Can’t say that I followed all the code, but did note something interesting: In addition to the issues cause by using a 10 bit number in “weeks,” the GPS designers also assumed that the earth’s rotation would only slow down — never speed up.
Yet, it looks like that might happen soon, and that would result in a “negative” offset, with weird consequences. The reason? Global warming!
Did someone say IFF and missiles? The Man Who Fell To Earth is sarcastically “SHOCKED”:
… that there are mission critical military systems built on software systems the military contractors don’t understand.
This should be—interesting. This Anonymous Coward is breaking out the popcorn:
Sit back and watch the fun”
Any guesses what the results would be of having set up an entire company’s computers to only use a single … GPS dongle as their primary source of NTP? I’m mainly asking because I know someone who’s done that, and as I’m not very fond of them, so I’m just going to sit back and watch the fun from a safe distance.
This is yet another hidden FLOSS project on which we all rely. Here’s Dave559’s suggestion:
All of these “Nebraska Problems” (waves at OpenSSL) underpin so much of modern computer systems and the internet. Open source and volunteer effort is a great development model that has pulled us all up by our bootstraps to where we are today.
But when (effectively) the whole world is now entirely relying on these libraries to be robust … is it really not time to effectively mandate something like a 0.1% tax/tithe on software/hardware businesses to give solid permanent financial backing to these essential systems that they all rely on, and to ensure some paid development and testing/QA help so that these are not all entirely dependent on volunteer labour?
It is after all through mutual co-operation that most of humanity’s great developments have been made.
Meanwhile, the last shall be first—here’s toadlife:
First post! Thanks to GPSD transporting it back in time!

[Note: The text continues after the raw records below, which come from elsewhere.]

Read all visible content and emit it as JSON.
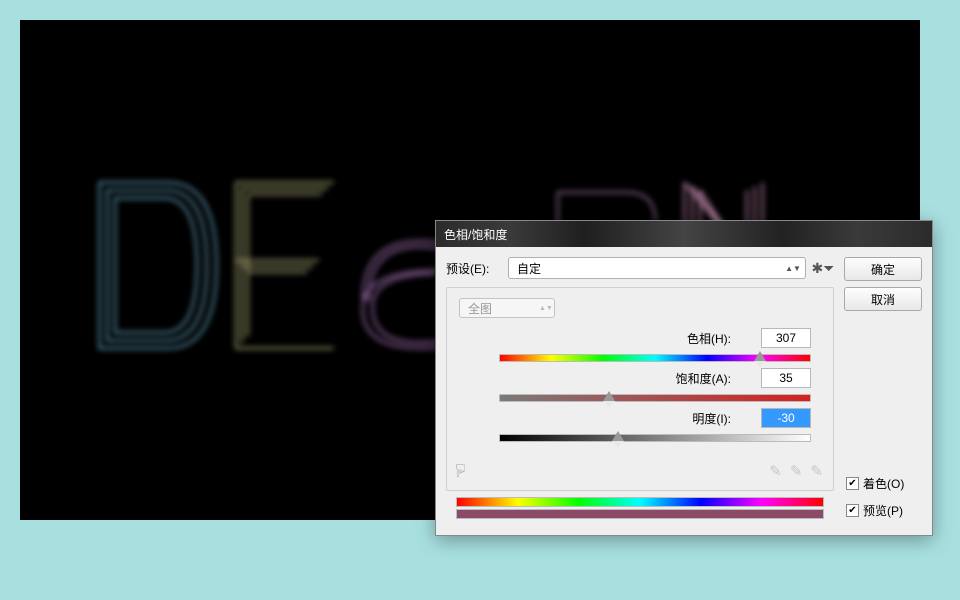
{
  "dialog": {
    "title": "色相/饱和度",
    "preset_label": "预设(E):",
    "preset_value": "自定",
    "master_value": "全图",
    "hue_label": "色相(H):",
    "hue_value": "307",
    "sat_label": "饱和度(A):",
    "sat_value": "35",
    "lig_label": "明度(I):",
    "lig_value": "-30",
    "colorize_label": "着色(O)",
    "preview_label": "预览(P)",
    "ok": "确定",
    "cancel": "取消"
  }
}
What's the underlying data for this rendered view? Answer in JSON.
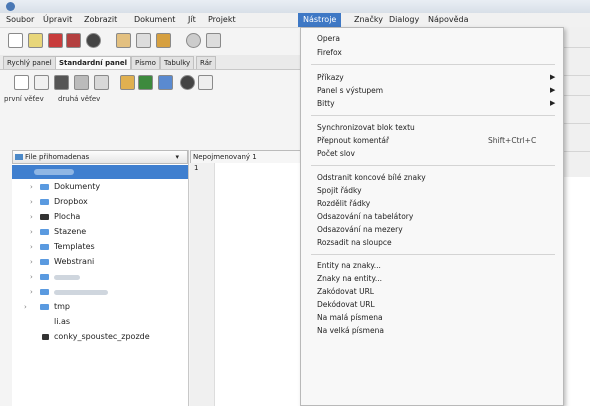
{
  "menubar": {
    "items": [
      "Soubor",
      "Úpravit",
      "Zobrazit",
      "Dokument",
      "Jít",
      "Projekt",
      "Nástroje",
      "Značky",
      "Dialogy",
      "Nápověda"
    ],
    "active_index": 6
  },
  "toolbar_tabs": [
    "Rychlý panel",
    "Standardní panel",
    "Písmo",
    "Tabulky",
    "Rár"
  ],
  "bookmarks": [
    "první věťev",
    "druhá věťev"
  ],
  "file_panel": {
    "header": "File přihomadenas",
    "items": [
      {
        "label": "Dokumenty",
        "expanded": false
      },
      {
        "label": "Dropbox",
        "expanded": false
      },
      {
        "label": "Plocha",
        "expanded": false
      },
      {
        "label": "Stazene",
        "expanded": false
      },
      {
        "label": "Templates",
        "expanded": false
      },
      {
        "label": "Webstrani",
        "expanded": false
      },
      {
        "label": "",
        "expanded": false
      },
      {
        "label": "",
        "expanded": false
      },
      {
        "label": "tmp",
        "expanded": false
      },
      {
        "label": "li.as",
        "expanded": false
      },
      {
        "label": "conky_spoustec_zpozde",
        "expanded": false
      }
    ]
  },
  "editor": {
    "tab": "Nepojmenovaný 1",
    "line_number": "1"
  },
  "dropdown": {
    "items": [
      {
        "label": "Opera"
      },
      {
        "label": "Firefox"
      },
      {
        "sep": true
      },
      {
        "label": "Příkazy",
        "submenu": true
      },
      {
        "label": "Panel s výstupem",
        "submenu": true
      },
      {
        "label": "Bitty",
        "submenu": true
      },
      {
        "sep": true
      },
      {
        "label": "Synchronizovat blok textu"
      },
      {
        "label": "Přepnout komentář",
        "shortcut": "Shift+Ctrl+C"
      },
      {
        "label": "Počet slov"
      },
      {
        "sep": true
      },
      {
        "label": "Odstranit koncové bílé znaky"
      },
      {
        "label": "Spojit řádky"
      },
      {
        "label": "Rozdělit řádky"
      },
      {
        "label": "Odsazování na tabelátory"
      },
      {
        "label": "Odsazování na mezery"
      },
      {
        "label": "Rozsadit na sloupce"
      },
      {
        "sep": true
      },
      {
        "label": "Entity na znaky..."
      },
      {
        "label": "Znaky na entity..."
      },
      {
        "label": "Zakódovat URL"
      },
      {
        "label": "Dekódovat URL"
      },
      {
        "label": "Na malá písmena"
      },
      {
        "label": "Na velká písmena"
      }
    ]
  },
  "colors": {
    "accent": "#3e78c5",
    "folder": "#5a9ae0"
  }
}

2002? That’s nothing: Henge takes us back to the 1990s
Hat tip: Happosai
Previously in And Finally
You have been reading SB Blogwatch by Richi Jennings. Richi curates the best bloggy bits, finest forums, and weirdest websites … so you don’t have to. Hate mail may be directed to @RiCHi or [email protected]. Ask your doctor before reading. Your mileage may vary. E&OE. 30.
Image sauce: Ethan Medrano (via Unsplash)
Richi Jennings is a foolish independent industry analyst, editor, and content strategist. A former developer and marketer, he’s also written or edited for Computerworld, Microsoft, Cisco, Micro Focus, HashiCorp, Ferris Research, Osterman Research, Orthogonal Thinking, Native Trust, Elgan Media, Petri, Cyren, Agari, Webroot, HP, HPE, NetApp on Forbes and CIO.com. Bizarrely, his ridiculous work has even won awards from the American Society of Business Publication Editors, ABM/Jesse H. Neal, and B2B Magazine.
richi has 298 posts and counting.See all posts by richi